William Mullally

Published: Updated:

13 Reasons Why never seemed built to be a continuing series. The first season, based on the best-selling book by Jay Asher, told what seemed to be a self-contained story: A girl who had taken her own life narrated what had led her to it on 13 cassette tapes. As the first season when on, however, the show became something more—less of a doomed love story between a boy and a girl gone from this world, and more of an ensemble piece where each character seemed fully-drawn, with their own struggles and their own stories. By the end, a season two seemed all but inevitable.

“If you think about it, for every story that Hannah told, there’s another version. For every person on that tape, there’s their side of the story. A big part of season two is through the trial, Hannah Baker’s parents suing the school district, each of those kids will be called to the stand to tell their own story. Will they tell the truth? What will they tell us that Hannah left off the tapes? There’s a lot more for us to learn about what went on, and who Hannah was. We got her story, there’s more to it,” says Yorkey.

Season one was a phenomenon—for young people across the world, it became the most talked about piece of entertainment, and as people watched a show that was intent on shining a light on the hardest things that young people go through, many felt represented by that depiction, while others felt it went too far, potentially triggering those who are most sensitive. Yorkey focuses on the ones for whom the show helped, and it was with those people in mind that he made the second season.

“I think that the reaction that the show got told us a couple things—it told us that there were an awful lot of people who were engaged with these characters, who felt like we did, like we had fallen in love with these characters and wanted to know what happened next. It also rededicated it to telling the story as honestly as we could and as truthfully as we could. Obviously there’s pressure there when a lot of people are going to be watching it, but the more important thing is that we had to keep doing the thing that we did before, which is tell the stories that we believe are important to tell, tell them as well as we can, with as much truthfulness as we can,” says Yorkey.
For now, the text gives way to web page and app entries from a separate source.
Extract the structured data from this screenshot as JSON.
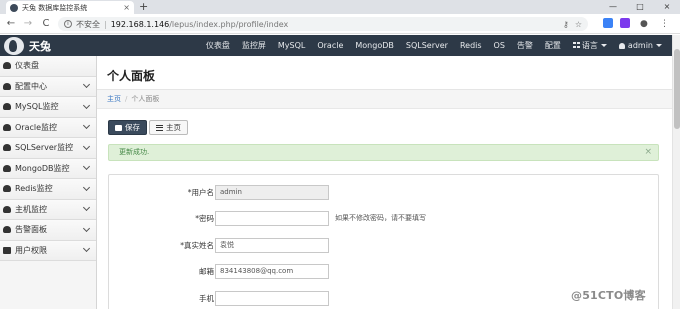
{
  "browser": {
    "tab_title": "天兔 数据库监控系统",
    "tab_close": "×",
    "new_tab": "+",
    "back": "←",
    "forward": "→",
    "reload": "C",
    "security_label": "不安全",
    "url_host": "192.168.1.146",
    "url_path": "/lepus/index.php/profile/index",
    "window_minimize": "—",
    "window_maximize": "□",
    "window_close": "×"
  },
  "navbar": {
    "brand": "天兔",
    "menu": [
      "仪表盘",
      "监控屏",
      "MySQL",
      "Oracle",
      "MongoDB",
      "SQLServer",
      "Redis",
      "OS",
      "告警",
      "配置"
    ],
    "language": "语言",
    "user": "admin"
  },
  "sidebar": {
    "items": [
      {
        "label": "仪表盘",
        "has_children": false
      },
      {
        "label": "配置中心",
        "has_children": true
      },
      {
        "label": "MySQL监控",
        "has_children": true
      },
      {
        "label": "Oracle监控",
        "has_children": true
      },
      {
        "label": "SQLServer监控",
        "has_children": true
      },
      {
        "label": "MongoDB监控",
        "has_children": true
      },
      {
        "label": "Redis监控",
        "has_children": true
      },
      {
        "label": "主机监控",
        "has_children": true
      },
      {
        "label": "告警面板",
        "has_children": true
      },
      {
        "label": "用户权限",
        "has_children": true
      }
    ]
  },
  "main": {
    "title": "个人面板",
    "breadcrumb": {
      "home": "主页",
      "separator": "/",
      "current": "个人面板"
    },
    "buttons": {
      "save": "保存",
      "home": "主页"
    },
    "alert": {
      "message": "更新成功.",
      "close": "×"
    },
    "form": {
      "username": {
        "label": "*用户名",
        "value": "admin"
      },
      "password": {
        "label": "*密码",
        "value": "",
        "help": "如果不修改密码，请不要填写"
      },
      "realname": {
        "label": "*真实姓名",
        "value": "袁悦"
      },
      "email": {
        "label": "邮箱",
        "value": "834143808@qq.com"
      },
      "mobile": {
        "label": "手机",
        "value": ""
      }
    }
  },
  "watermark": "@51CTO博客",
  "colors": {
    "navbar": "#2d3947",
    "alert_bg": "#dff0d8",
    "alert_text": "#468847",
    "link": "#3a78c2",
    "primary_button": "#3a4a5c"
  }
}
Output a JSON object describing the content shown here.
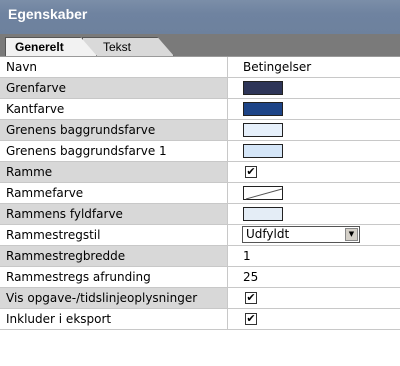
{
  "panel": {
    "title": "Egenskaber"
  },
  "tabs": [
    {
      "label": "Generelt",
      "active": true
    },
    {
      "label": "Tekst",
      "active": false
    }
  ],
  "rows": [
    {
      "label": "Navn",
      "type": "text",
      "value": "Betingelser"
    },
    {
      "label": "Grenfarve",
      "type": "color",
      "color": "#2e3558"
    },
    {
      "label": "Kantfarve",
      "type": "color",
      "color": "#1d4487"
    },
    {
      "label": "Grenens baggrundsfarve",
      "type": "color",
      "color": "#e6f0fb"
    },
    {
      "label": "Grenens baggrundsfarve 1",
      "type": "color",
      "color": "#d5e6f8"
    },
    {
      "label": "Ramme",
      "type": "checkbox",
      "checked": true
    },
    {
      "label": "Rammefarve",
      "type": "nocolor"
    },
    {
      "label": "Rammens fyldfarve",
      "type": "color",
      "color": "#e4edf6"
    },
    {
      "label": "Rammestregstil",
      "type": "dropdown",
      "value": "Udfyldt"
    },
    {
      "label": "Rammestregbredde",
      "type": "text",
      "value": "1"
    },
    {
      "label": "Rammestregs afrunding",
      "type": "text",
      "value": "25"
    },
    {
      "label": "Vis opgave-/tidslinjeoplysninger",
      "type": "checkbox",
      "checked": true
    },
    {
      "label": "Inkluder i eksport",
      "type": "checkbox",
      "checked": true
    }
  ],
  "icons": {
    "check": "✔",
    "dropdown_arrow": "▼"
  }
}
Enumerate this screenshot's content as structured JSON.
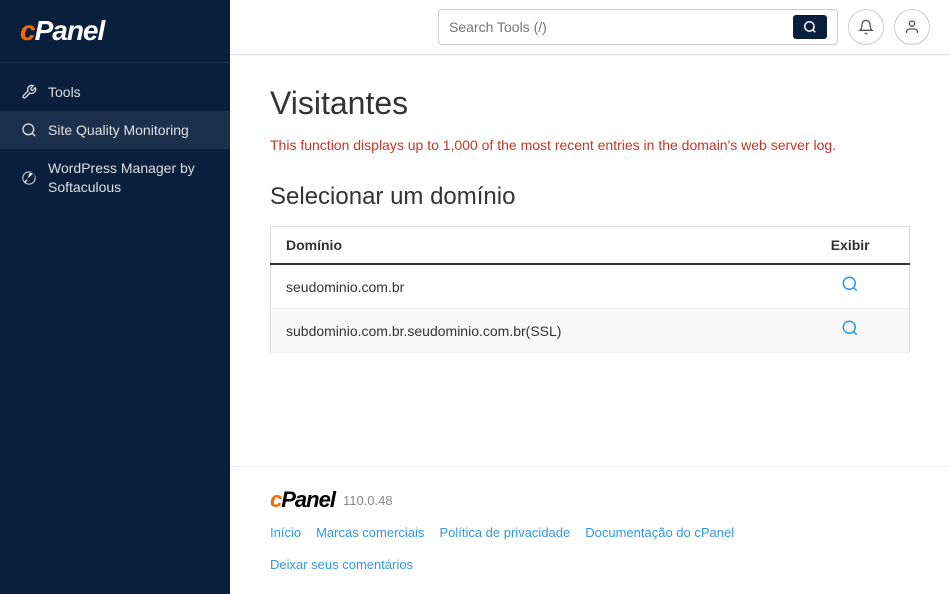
{
  "sidebar": {
    "logo": "cPanel",
    "items": [
      {
        "id": "tools",
        "label": "Tools",
        "icon": "wrench"
      },
      {
        "id": "site-quality",
        "label": "Site Quality Monitoring",
        "icon": "search"
      },
      {
        "id": "wordpress-manager",
        "label": "WordPress Manager by Softaculous",
        "icon": "wordpress"
      }
    ]
  },
  "header": {
    "search_placeholder": "Search Tools (/)",
    "search_value": ""
  },
  "main": {
    "page_title": "Visitantes",
    "description": "This function displays up to 1,000 of the most recent entries in the domain's web server log.",
    "section_title": "Selecionar um domínio",
    "table": {
      "columns": [
        "Domínio",
        "Exibir"
      ],
      "rows": [
        {
          "domain": "seudominio.com.br",
          "has_link": true
        },
        {
          "domain": "subdominio.com.br.seudominio.com.br(SSL)",
          "has_link": true
        }
      ]
    }
  },
  "footer": {
    "logo": "cPanel",
    "version": "110.0.48",
    "links": [
      {
        "label": "Início",
        "url": "#"
      },
      {
        "label": "Marcas comerciais",
        "url": "#"
      },
      {
        "label": "Política de privacidade",
        "url": "#"
      },
      {
        "label": "Documentação do cPanel",
        "url": "#"
      }
    ],
    "comment_label": "Deixar seus comentários"
  }
}
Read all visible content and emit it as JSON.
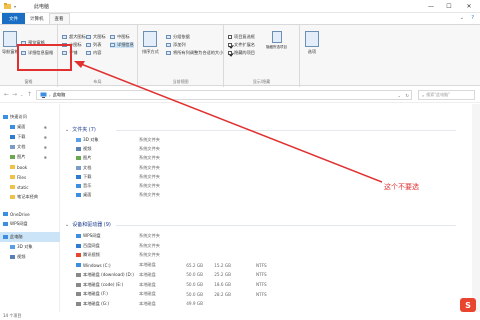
{
  "window": {
    "title": "此电脑",
    "controls": {
      "minimize": "—",
      "maximize": "☐",
      "close": "✕"
    }
  },
  "tabs": [
    "文件",
    "计算机",
    "查看"
  ],
  "ribbon": {
    "pane_group": {
      "label": "窗格",
      "nav_pane": "导航窗格",
      "preview_pane": "预览窗格",
      "details_pane": "详细信息窗格"
    },
    "layout_group": {
      "items": [
        "超大图标",
        "大图标",
        "中图标",
        "小图标",
        "列表",
        "详细信息",
        "平铺",
        "内容"
      ],
      "label": "布局"
    },
    "current_view_group": {
      "sort_by": "排序方式",
      "group_by": "分组依据",
      "add_columns": "添加列",
      "size_all_columns": "将所有列调整为合适的大小",
      "label": "当前视图"
    },
    "show_hide_group": {
      "item_checkboxes": "项目复选框",
      "file_name_extensions": "文件扩展名",
      "hidden_items": "隐藏的项目",
      "hide_selected": "隐藏所选项目",
      "options": "选项",
      "label": "显示/隐藏"
    }
  },
  "address": {
    "path": "此电脑",
    "search_placeholder": "搜索\"此电脑\""
  },
  "nav": {
    "items": [
      {
        "label": "快速访问"
      },
      {
        "label": "桌面"
      },
      {
        "label": "下载"
      },
      {
        "label": "文档"
      },
      {
        "label": "图片"
      },
      {
        "label": "book"
      },
      {
        "label": "Files"
      },
      {
        "label": "static"
      },
      {
        "label": "笔记本经典"
      },
      {
        "label": "OneDrive"
      },
      {
        "label": "WPS网盘"
      },
      {
        "label": "此电脑"
      },
      {
        "label": "3D 对象"
      },
      {
        "label": "视频"
      }
    ]
  },
  "folders": {
    "header": "文件夹 (7)",
    "items": [
      {
        "name": "3D 对象",
        "type": "系统文件夹"
      },
      {
        "name": "视频",
        "type": "系统文件夹"
      },
      {
        "name": "图片",
        "type": "系统文件夹"
      },
      {
        "name": "文档",
        "type": "系统文件夹"
      },
      {
        "name": "下载",
        "type": "系统文件夹"
      },
      {
        "name": "音乐",
        "type": "系统文件夹"
      },
      {
        "name": "桌面",
        "type": "系统文件夹"
      }
    ]
  },
  "devices": {
    "header": "设备和驱动器 (9)",
    "items": [
      {
        "name": "WPS网盘",
        "type": "系统文件夹",
        "total": "",
        "free": "",
        "fs": ""
      },
      {
        "name": "百度网盘",
        "type": "系统文件夹",
        "total": "",
        "free": "",
        "fs": ""
      },
      {
        "name": "腾讯视频",
        "type": "系统文件夹",
        "total": "",
        "free": "",
        "fs": ""
      },
      {
        "name": "Windows (C:)",
        "type": "本地磁盘",
        "total": "65.2 GB",
        "free": "15.2 GB",
        "fs": "NTFS"
      },
      {
        "name": "本地磁盘 (download) (D:)",
        "type": "本地磁盘",
        "total": "50.0 GB",
        "free": "25.2 GB",
        "fs": "NTFS"
      },
      {
        "name": "本地磁盘 (code) (E:)",
        "type": "本地磁盘",
        "total": "50.0 GB",
        "free": "18.6 GB",
        "fs": "NTFS"
      },
      {
        "name": "本地磁盘 (F:)",
        "type": "本地磁盘",
        "total": "50.0 GB",
        "free": "28.2 GB",
        "fs": "NTFS"
      },
      {
        "name": "本地磁盘 (G:)",
        "type": "本地磁盘",
        "total": "49.9 GB",
        "free": "",
        "fs": ""
      }
    ]
  },
  "status": "14 个项目",
  "annotation": "这个不要选",
  "colors": {
    "accent": "#1a6fc4",
    "annotation": "#e03030",
    "folder": "#f0c14b",
    "selection": "#cce4f7"
  }
}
Yorkey believes that to alter the show to make it less graphic, and to focus less on the issues facing young people in America and around the world would be a disservice to both the show and its audience.

“I think the most important thing that we did in season one was tell the truth, and especially when it was hard to tell, not to look away. I think the most important thing that we can do for people who respond to the series is to continue to tell the truth and to continue to look especially at the things that are hard to look at. These are things that are going on in kid’s lives right now, and our keeping silent about them is not going to change the fact that they’re happening in the world. If we can, through a fictional story, make these experiences part of the conversation that people are having with each other and their parents, then we can really do something,” says Yorkey.

Personally, Yorkey connects most with Clay, the character played by Dylan Minnette, whose love for Hannah that continues after her death, was the primary focus of the first season.

“I identify really closely with Clay. I was certainly the kid growing up who often didn’t speak up until it was too late, who had a really hard time telling people what was going on inside, and what I was feeling. Watching Clay’s journey from a kid who’s really quiet, who doesn’t let anyone know how he’s feeling about Hannah, to a kid who is literally fighting to get justice for her, I love watching his journey,” says Yorkey.

But will there be a season three? Have they told the story they wanted to tell?

“I know you can’t tell me if this story will continue,” I say.

“I also don’t know yet!”

“But it is a story you want to continue?”

“This is what I think. We’ve been all really occupied getting season two out the door. There will come a time after season two has launched when we will say, ok, how do we feel? Is there more story to tell? Do we want to know what happens next? That’s’ what we did with season one. I think at that moment, we’ll know. I think the characters in the story will tell us either yes this is a place of closure, or no, we’re not done yet,” says Yorkey.